Below are records to retype exactly, except for the pictures.

Web page and app entries:
-- Opening Marker --

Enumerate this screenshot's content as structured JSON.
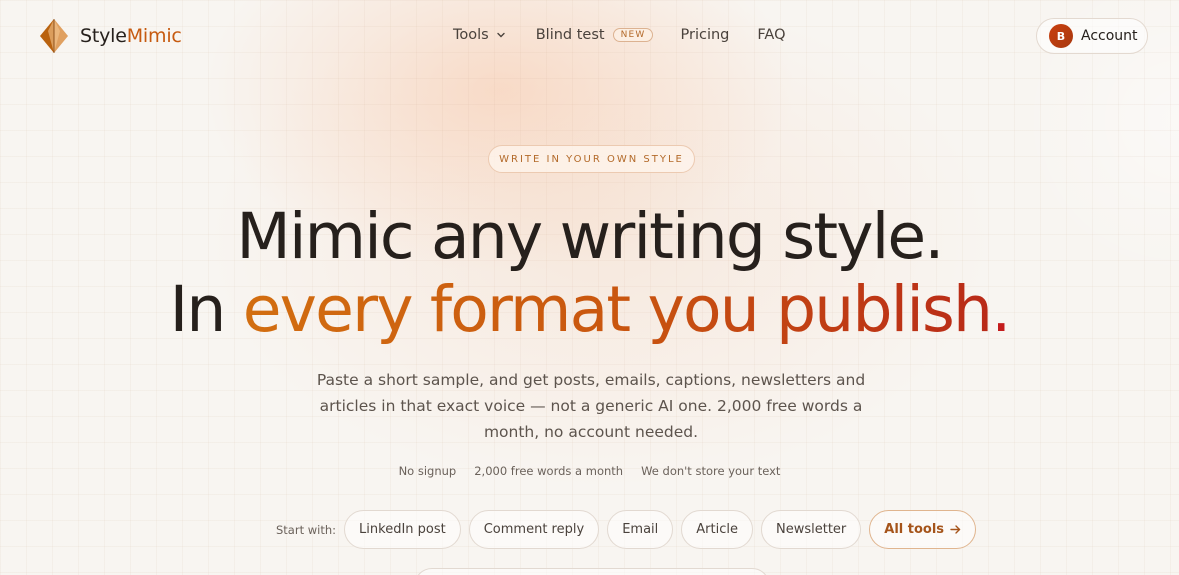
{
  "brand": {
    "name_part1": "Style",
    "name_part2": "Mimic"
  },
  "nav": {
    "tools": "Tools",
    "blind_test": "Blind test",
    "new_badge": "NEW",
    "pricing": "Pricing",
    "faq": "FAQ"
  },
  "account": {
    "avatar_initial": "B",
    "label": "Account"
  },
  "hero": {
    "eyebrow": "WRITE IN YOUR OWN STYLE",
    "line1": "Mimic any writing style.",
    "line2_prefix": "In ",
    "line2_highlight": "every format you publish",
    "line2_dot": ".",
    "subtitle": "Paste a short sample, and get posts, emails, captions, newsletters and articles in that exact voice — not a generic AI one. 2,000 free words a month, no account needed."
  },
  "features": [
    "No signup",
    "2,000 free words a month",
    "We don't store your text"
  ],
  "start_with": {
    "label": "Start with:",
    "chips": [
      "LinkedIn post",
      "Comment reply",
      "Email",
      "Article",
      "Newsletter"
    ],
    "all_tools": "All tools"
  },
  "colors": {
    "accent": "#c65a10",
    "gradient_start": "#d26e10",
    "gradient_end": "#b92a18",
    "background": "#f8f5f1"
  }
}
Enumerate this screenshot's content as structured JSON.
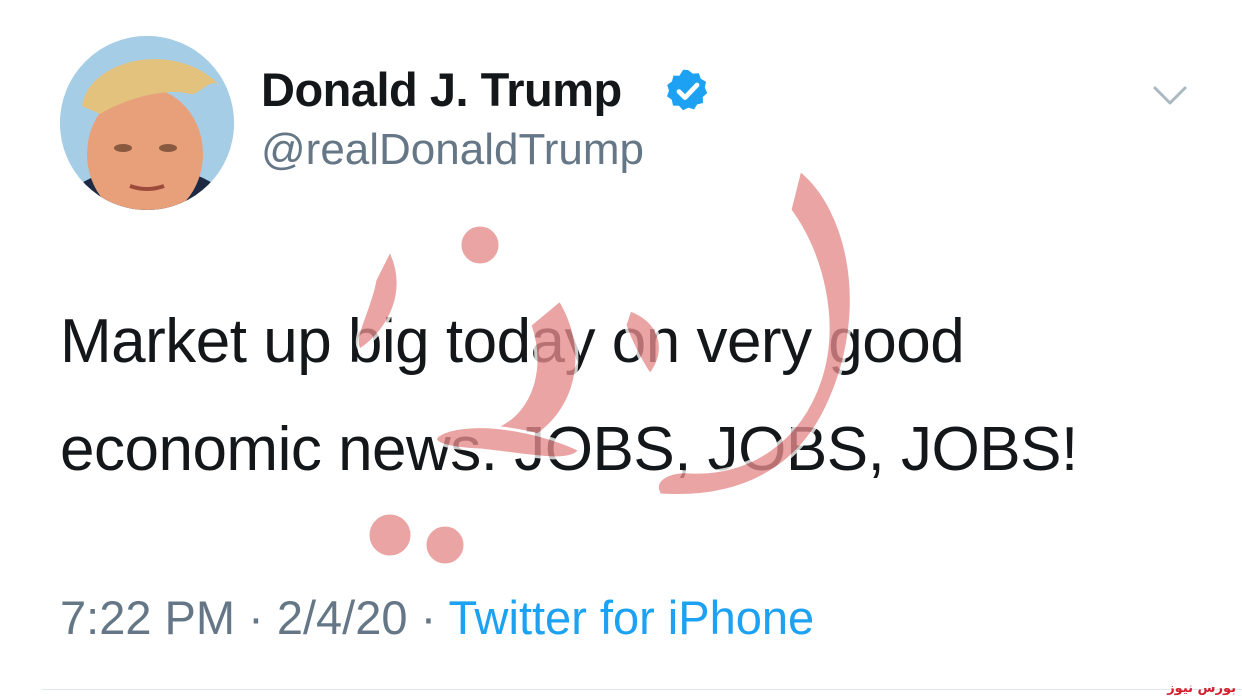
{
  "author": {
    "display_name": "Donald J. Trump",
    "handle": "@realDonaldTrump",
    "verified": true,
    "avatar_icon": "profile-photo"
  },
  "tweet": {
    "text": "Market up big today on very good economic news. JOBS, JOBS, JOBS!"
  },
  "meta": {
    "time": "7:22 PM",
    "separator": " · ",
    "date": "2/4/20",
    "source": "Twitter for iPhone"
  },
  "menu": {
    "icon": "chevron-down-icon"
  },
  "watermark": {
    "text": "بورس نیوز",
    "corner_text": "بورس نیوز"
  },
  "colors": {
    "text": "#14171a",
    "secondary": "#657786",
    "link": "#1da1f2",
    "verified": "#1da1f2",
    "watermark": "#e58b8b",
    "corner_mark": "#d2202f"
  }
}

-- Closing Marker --

(TASK ANSWER)
Enumerate this screenshot's content as structured JSON.
{
  "brand": {
    "name_part1": "Style",
    "name_part2": "Mimic"
  },
  "nav": {
    "tools": "Tools",
    "blind_test": "Blind test",
    "new_badge": "NEW",
    "pricing": "Pricing",
    "faq": "FAQ"
  },
  "account": {
    "avatar_initial": "B",
    "label": "Account"
  },
  "hero": {
    "eyebrow": "WRITE IN YOUR OWN STYLE",
    "line1": "Mimic any writing style.",
    "line2_prefix": "In ",
    "line2_highlight": "every format you publish",
    "line2_dot": ".",
    "subtitle": "Paste a short sample, and get posts, emails, captions, newsletters and articles in that exact voice — not a generic AI one. 2,000 free words a month, no account needed."
  },
  "features": [
    "No signup",
    "2,000 free words a month",
    "We don't store your text"
  ],
  "start_with": {
    "label": "Start with:",
    "chips": [
      "LinkedIn post",
      "Comment reply",
      "Email",
      "Article",
      "Newsletter"
    ],
    "all_tools": "All tools"
  },
  "colors": {
    "accent": "#c65a10",
    "gradient_start": "#d26e10",
    "gradient_end": "#b92a18",
    "background": "#f8f5f1"
  }
}
Enumerate this screenshot's content as structured JSON.
{
  "author": {
    "display_name": "Donald J. Trump",
    "handle": "@realDonaldTrump",
    "verified": true,
    "avatar_icon": "profile-photo"
  },
  "tweet": {
    "text": "Market up big today on very good economic news. JOBS, JOBS, JOBS!"
  },
  "meta": {
    "time": "7:22 PM",
    "separator": " · ",
    "date": "2/4/20",
    "source": "Twitter for iPhone"
  },
  "menu": {
    "icon": "chevron-down-icon"
  },
  "watermark": {
    "text": "بورس نیوز",
    "corner_text": "بورس نیوز"
  },
  "colors": {
    "text": "#14171a",
    "secondary": "#657786",
    "link": "#1da1f2",
    "verified": "#1da1f2",
    "watermark": "#e58b8b",
    "corner_mark": "#d2202f"
  }
}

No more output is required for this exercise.